Raw data:
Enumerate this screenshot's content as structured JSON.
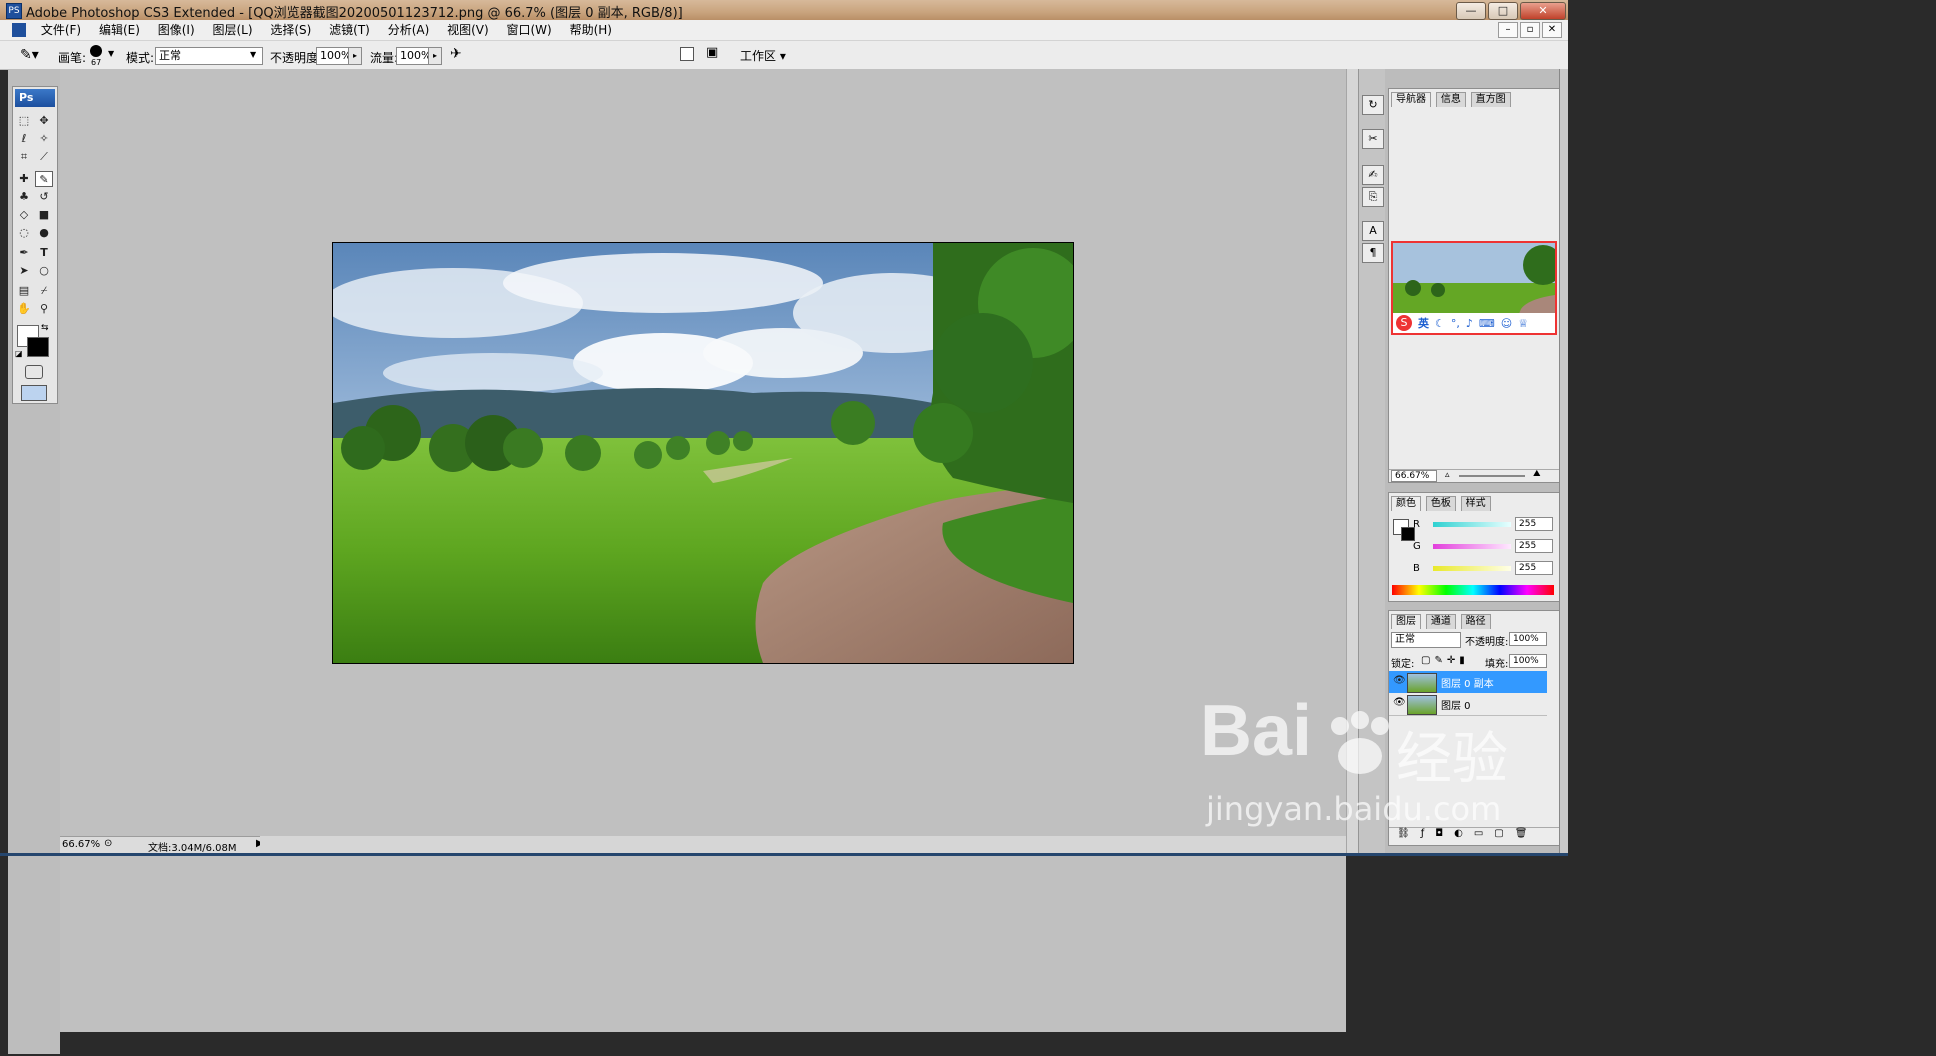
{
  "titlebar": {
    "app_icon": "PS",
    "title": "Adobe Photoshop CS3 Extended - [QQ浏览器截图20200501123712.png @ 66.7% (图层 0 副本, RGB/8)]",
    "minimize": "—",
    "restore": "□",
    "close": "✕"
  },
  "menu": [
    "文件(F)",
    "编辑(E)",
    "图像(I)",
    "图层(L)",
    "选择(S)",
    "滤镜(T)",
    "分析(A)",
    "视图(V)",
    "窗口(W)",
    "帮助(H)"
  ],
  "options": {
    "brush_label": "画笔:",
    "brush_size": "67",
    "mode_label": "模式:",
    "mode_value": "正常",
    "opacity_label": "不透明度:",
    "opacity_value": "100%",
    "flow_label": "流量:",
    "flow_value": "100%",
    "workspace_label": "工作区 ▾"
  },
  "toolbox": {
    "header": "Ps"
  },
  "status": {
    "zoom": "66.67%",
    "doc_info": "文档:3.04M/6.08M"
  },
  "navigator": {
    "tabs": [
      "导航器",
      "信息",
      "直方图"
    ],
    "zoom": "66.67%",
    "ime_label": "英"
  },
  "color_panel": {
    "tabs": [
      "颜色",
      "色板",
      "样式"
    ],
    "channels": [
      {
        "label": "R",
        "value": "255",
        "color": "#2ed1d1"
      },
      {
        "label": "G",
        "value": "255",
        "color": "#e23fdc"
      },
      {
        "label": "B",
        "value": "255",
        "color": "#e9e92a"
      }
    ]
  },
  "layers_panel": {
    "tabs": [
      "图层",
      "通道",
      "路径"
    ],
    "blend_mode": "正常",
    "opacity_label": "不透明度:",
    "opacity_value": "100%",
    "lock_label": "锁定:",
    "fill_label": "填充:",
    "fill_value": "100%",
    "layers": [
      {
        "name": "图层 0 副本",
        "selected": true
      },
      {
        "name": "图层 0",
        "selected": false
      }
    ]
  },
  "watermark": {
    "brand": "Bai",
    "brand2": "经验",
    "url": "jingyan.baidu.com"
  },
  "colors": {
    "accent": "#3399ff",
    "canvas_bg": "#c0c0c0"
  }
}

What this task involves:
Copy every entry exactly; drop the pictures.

Answer to the problem:
Enumerate this screenshot's content as structured JSON.
{
  "titlebar": {
    "app_icon": "PS",
    "title": "Adobe Photoshop CS3 Extended - [QQ浏览器截图20200501123712.png @ 66.7% (图层 0 副本, RGB/8)]",
    "minimize": "—",
    "restore": "□",
    "close": "✕"
  },
  "menu": [
    "文件(F)",
    "编辑(E)",
    "图像(I)",
    "图层(L)",
    "选择(S)",
    "滤镜(T)",
    "分析(A)",
    "视图(V)",
    "窗口(W)",
    "帮助(H)"
  ],
  "options": {
    "brush_label": "画笔:",
    "brush_size": "67",
    "mode_label": "模式:",
    "mode_value": "正常",
    "opacity_label": "不透明度:",
    "opacity_value": "100%",
    "flow_label": "流量:",
    "flow_value": "100%",
    "workspace_label": "工作区 ▾"
  },
  "toolbox": {
    "header": "Ps"
  },
  "status": {
    "zoom": "66.67%",
    "doc_info": "文档:3.04M/6.08M"
  },
  "navigator": {
    "tabs": [
      "导航器",
      "信息",
      "直方图"
    ],
    "zoom": "66.67%",
    "ime_label": "英"
  },
  "color_panel": {
    "tabs": [
      "颜色",
      "色板",
      "样式"
    ],
    "channels": [
      {
        "label": "R",
        "value": "255",
        "color": "#2ed1d1"
      },
      {
        "label": "G",
        "value": "255",
        "color": "#e23fdc"
      },
      {
        "label": "B",
        "value": "255",
        "color": "#e9e92a"
      }
    ]
  },
  "layers_panel": {
    "tabs": [
      "图层",
      "通道",
      "路径"
    ],
    "blend_mode": "正常",
    "opacity_label": "不透明度:",
    "opacity_value": "100%",
    "lock_label": "锁定:",
    "fill_label": "填充:",
    "fill_value": "100%",
    "layers": [
      {
        "name": "图层 0 副本",
        "selected": true
      },
      {
        "name": "图层 0",
        "selected": false
      }
    ]
  },
  "watermark": {
    "brand": "Bai",
    "brand2": "经验",
    "url": "jingyan.baidu.com"
  },
  "colors": {
    "accent": "#3399ff",
    "canvas_bg": "#c0c0c0"
  }
}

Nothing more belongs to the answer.